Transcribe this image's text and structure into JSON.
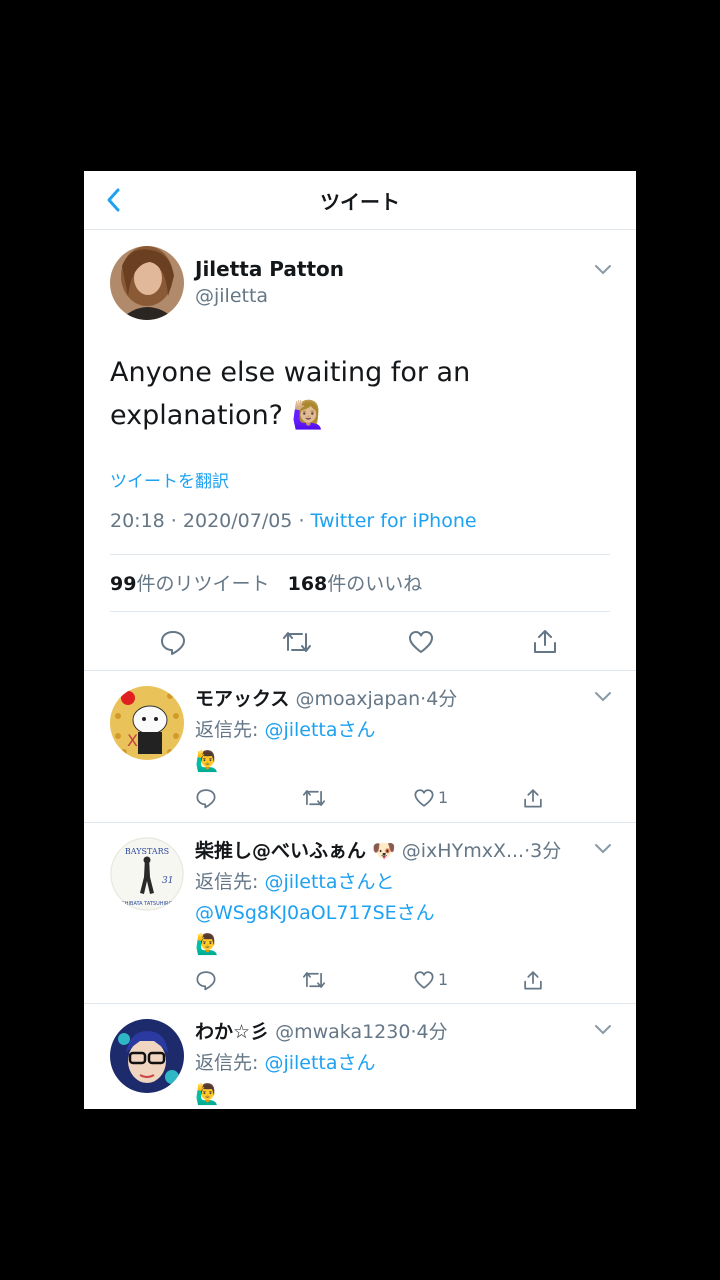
{
  "header": {
    "title": "ツイート"
  },
  "tweet": {
    "name": "Jiletta Patton",
    "handle": "@jiletta",
    "text_line1": "Anyone else waiting for an",
    "text_line2": "explanation?",
    "emoji": "🙋🏼‍♀️",
    "translate": "ツイートを翻訳",
    "time": "20:18",
    "date": "2020/07/05",
    "source": "Twitter for iPhone",
    "retweets_count": "99",
    "retweets_label": "件のリツイート",
    "likes_count": "168",
    "likes_label": "件のいいね"
  },
  "replies": [
    {
      "name": "モアックス",
      "handle": "@moaxjapan",
      "time": "4分",
      "reply_to_label": "返信先: ",
      "reply_to": "@jiletta",
      "reply_to_suffix": "さん",
      "emoji": "🙋‍♂️",
      "like_count": "1"
    },
    {
      "name": "柴推し@べいふぁん",
      "name_emoji": "🐶",
      "handle": "@ixHYmxX...",
      "time": "3分",
      "reply_to_label": "返信先: ",
      "reply_to": "@jiletta",
      "reply_to_mid": "さんと",
      "reply_to2": "@WSg8KJ0aOL717SE",
      "reply_to_suffix": "さん",
      "emoji": "🙋‍♂️",
      "like_count": "1",
      "avatar_text_top": "BAYSTARS",
      "avatar_text_num": "31",
      "avatar_text_bottom": "SHIBATA TATSUHIRO"
    },
    {
      "name": "わか☆彡",
      "handle": "@mwaka1230",
      "time": "4分",
      "reply_to_label": "返信先: ",
      "reply_to": "@jiletta",
      "reply_to_suffix": "さん",
      "emoji": "🙋‍♂️"
    }
  ],
  "colors": {
    "accent": "#1da1f2",
    "text": "#14171a",
    "muted": "#657786",
    "border": "#e1e8ed"
  }
}
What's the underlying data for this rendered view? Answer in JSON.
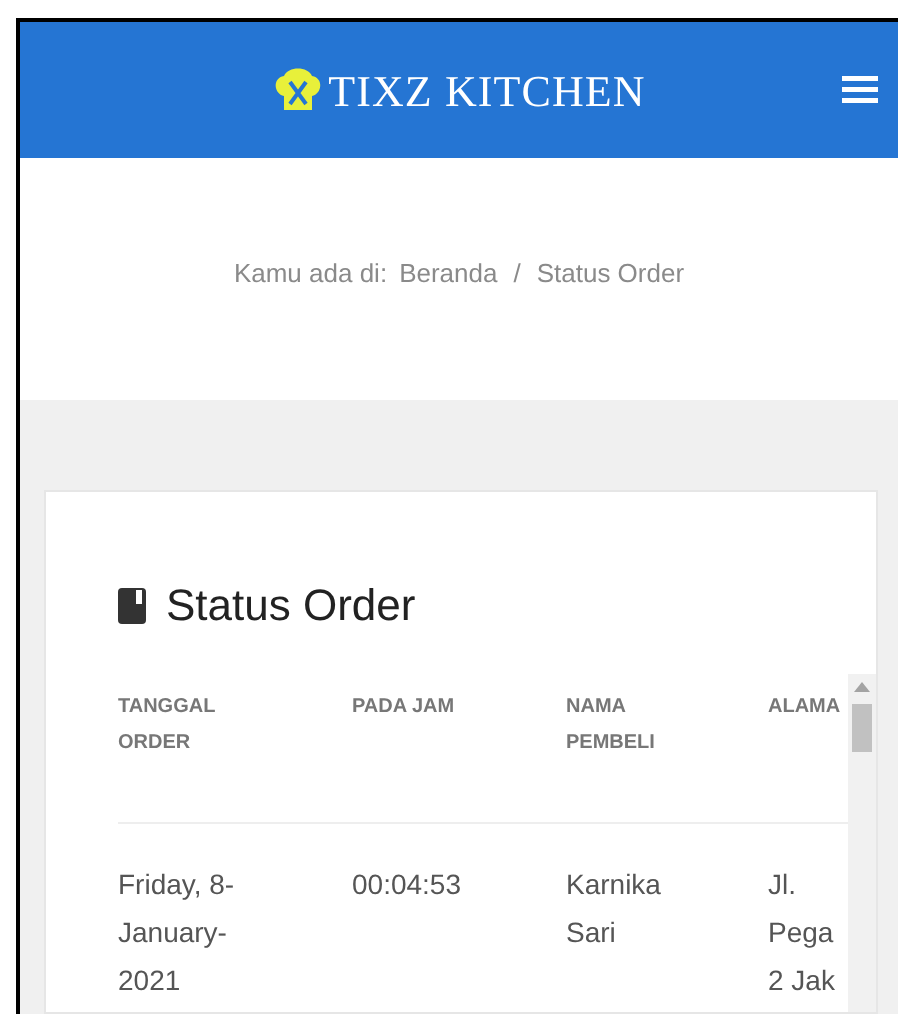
{
  "header": {
    "brand": "TIXZ KITCHEN"
  },
  "breadcrumb": {
    "prefix": "Kamu ada di:",
    "items": [
      "Beranda",
      "Status Order"
    ],
    "separator": "/"
  },
  "card": {
    "title": "Status Order",
    "table": {
      "columns": [
        "TANGGAL ORDER",
        "PADA JAM",
        "NAMA PEMBELI",
        "ALAMA"
      ],
      "rows": [
        [
          "Friday, 8-January-2021",
          "00:04:53",
          "Karnika Sari",
          "Jl. Pega 2 Jak"
        ]
      ]
    }
  }
}
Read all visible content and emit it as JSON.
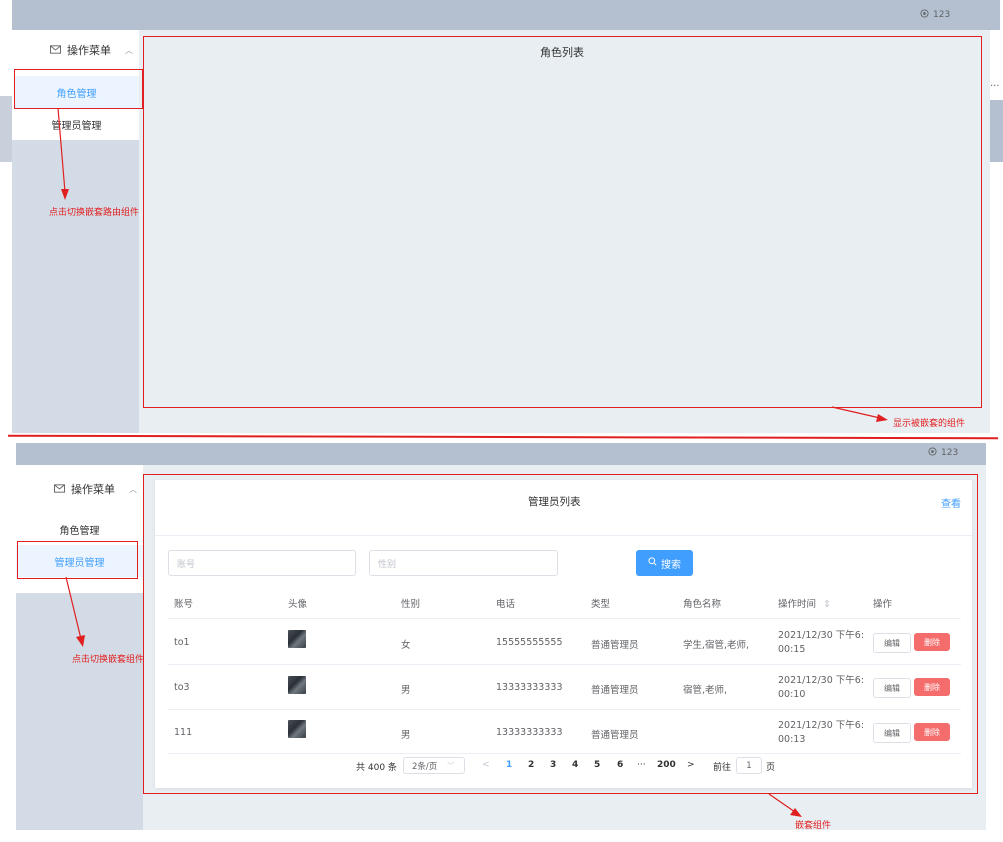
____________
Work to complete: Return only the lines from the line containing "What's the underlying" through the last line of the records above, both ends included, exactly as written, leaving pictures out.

Answer space:
What's the underlying data for this rendered view? Answer in JSON.
{
  "header": {
    "brand": "TIXZ KITCHEN"
  },
  "breadcrumb": {
    "prefix": "Kamu ada di:",
    "items": [
      "Beranda",
      "Status Order"
    ],
    "separator": "/"
  },
  "card": {
    "title": "Status Order",
    "table": {
      "columns": [
        "TANGGAL ORDER",
        "PADA JAM",
        "NAMA PEMBELI",
        "ALAMA"
      ],
      "rows": [
        [
          "Friday, 8-January-2021",
          "00:04:53",
          "Karnika Sari",
          "Jl. Pega 2 Jak"
        ]
      ]
    }
  }
}
Read all visible content and emit it as JSON.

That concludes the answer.